The Norton Museum of Art in Palm Beach, Florida has unveiled a new master plan including galleries and public spaces designed by architecture firm Foster + Partners, under the direction of Pritzker Prize-winning architect Lord Norman Foster. The new Foster design will upgrade the museums 6.3-acre, art deco–inspired campus and gardens first designed in 1941 by Marion Sims Wyeth. The new plan relocates the main entrance on South Dixie Highway to the west, allowing visitors to once again see through the entire building, capturing views of the Intracoastal Waterway beyond the Norton via a new, transparent grand hall and refurbished glass and iron courtyard doors. The new entrance will be defined by three double-height pavilions, unified with the reworked existing wing by a shared palette of white stone. These pavilions will house a new state-of-the-art auditorium, event space, and a "grand hall"—the social hub of the Museum. Foster's design includes a new museum shop and restaurant with al fresco garden seating which, like the new pavilion spaces, can operate independently of the Museum for events on the Norton’s campus throughout the day and at night. A metal roof canopy will float above the pavilions, shading the entrance plaza. The canopy structure will be gently tapered to visually reduce its profile—a technique he previously employed in Marseilles, France—while providing stability to withstand hurricane-strength winds. The canopy’s gentle luster will cast diffuse patterns of light in an abstracted reflection of the people and flowing water below. A linear series of pools with fountains and a row of hedges between the pools and Dixie Highway will mask the sound of traffic and create a tranquil setting at the entrance plaza. A curved opening in the roof will accommodate the branches of a mature ficus tree and a light well above the lobby will illuminate and define the new entrance. The master plan will be implemented in several phases, beginning with the reconfiguration and extension of the existing museum and the new public amenities within a lush garden setting. Two new wings for galleries can be added to the east in later phases of the long-term master plan.

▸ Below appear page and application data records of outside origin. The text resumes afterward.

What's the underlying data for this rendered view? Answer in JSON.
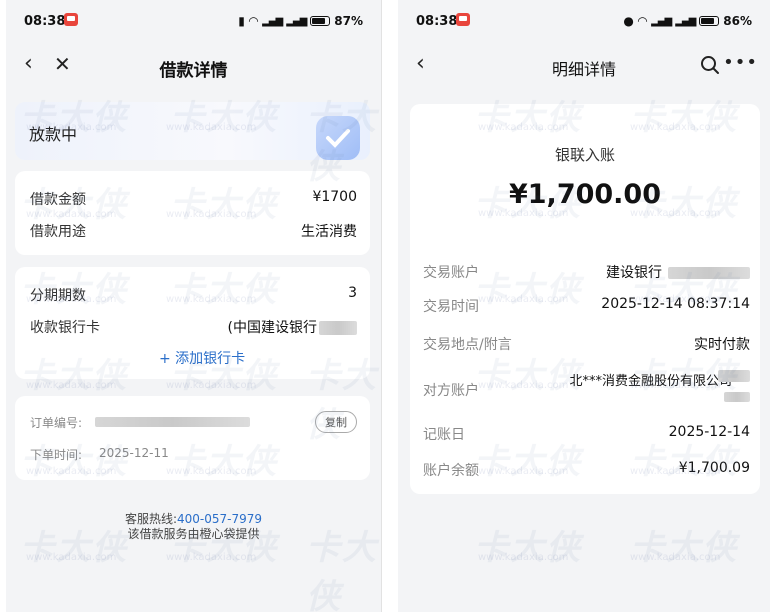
{
  "left": {
    "status": {
      "time": "08:38",
      "battery": "87%",
      "battery_level": 0.87
    },
    "nav": {
      "back_icon": "chevron-left-icon",
      "close_icon": "close-icon",
      "title": "借款详情"
    },
    "status_card": {
      "text": "放款中"
    },
    "loan": {
      "amount_label": "借款金额",
      "amount_value": "¥1700",
      "purpose_label": "借款用途",
      "purpose_value": "生活消费"
    },
    "installment": {
      "periods_label": "分期期数",
      "periods_value": "3",
      "bank_label": "收款银行卡",
      "bank_value": "(中国建设银行",
      "add_bank": "+ 添加银行卡"
    },
    "order": {
      "number_label": "订单编号:",
      "copy": "复制",
      "time_label": "下单时间:",
      "time_value": "2025-12-11"
    },
    "footer": {
      "hotline_label": "客服热线:",
      "hotline": "400-057-7979",
      "provider": "该借款服务由橙心袋提供"
    }
  },
  "right": {
    "status": {
      "time": "08:38",
      "battery": "86%",
      "battery_level": 0.86
    },
    "nav": {
      "back_icon": "chevron-left-icon",
      "title": "明细详情",
      "search_icon": "search-icon",
      "more_icon": "more-icon"
    },
    "detail": {
      "type": "银联入账",
      "amount": "¥1,700.00",
      "rows": [
        {
          "label": "交易账户",
          "value": "建设银行"
        },
        {
          "label": "交易时间",
          "value": "2025-12-14 08:37:14"
        },
        {
          "label": "交易地点/附言",
          "value": "实时付款"
        },
        {
          "label": "对方账户",
          "value": "北***消费金融股份有限公司 "
        },
        {
          "label": "记账日",
          "value": "2025-12-14"
        },
        {
          "label": "账户余额",
          "value": "¥1,700.09"
        }
      ]
    }
  },
  "watermark": {
    "text": "卡大侠",
    "url": "www.kadaxia.com"
  },
  "colors": {
    "accent": "#2a6ec9",
    "notification": "#e8453c",
    "background": "#f3f4f6"
  }
}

Frank Gehry and Foster + Partners have been selected to design the third phase of the mixed-use Battersea Power Station development in London, which includes a retail pedestrian street that serves as the entryway to the complex. Gehry and Foster will collaborate on the High Street section, and each firm will design residential buildings on the east and west sides, respectively. This will be Gehry’s first building in London. He will approach the project with the “goal to help create a neighborhood and a place for people to live that respects the iconic Battersea Power Station while connecting it into the broader fabric of the city.” The iconic Battersea Power Station has captured the imagination of everyone from furniture designers to rock stars. Take a look below at AN's roundup of 12 of the most amazing Battersea Power Station photos.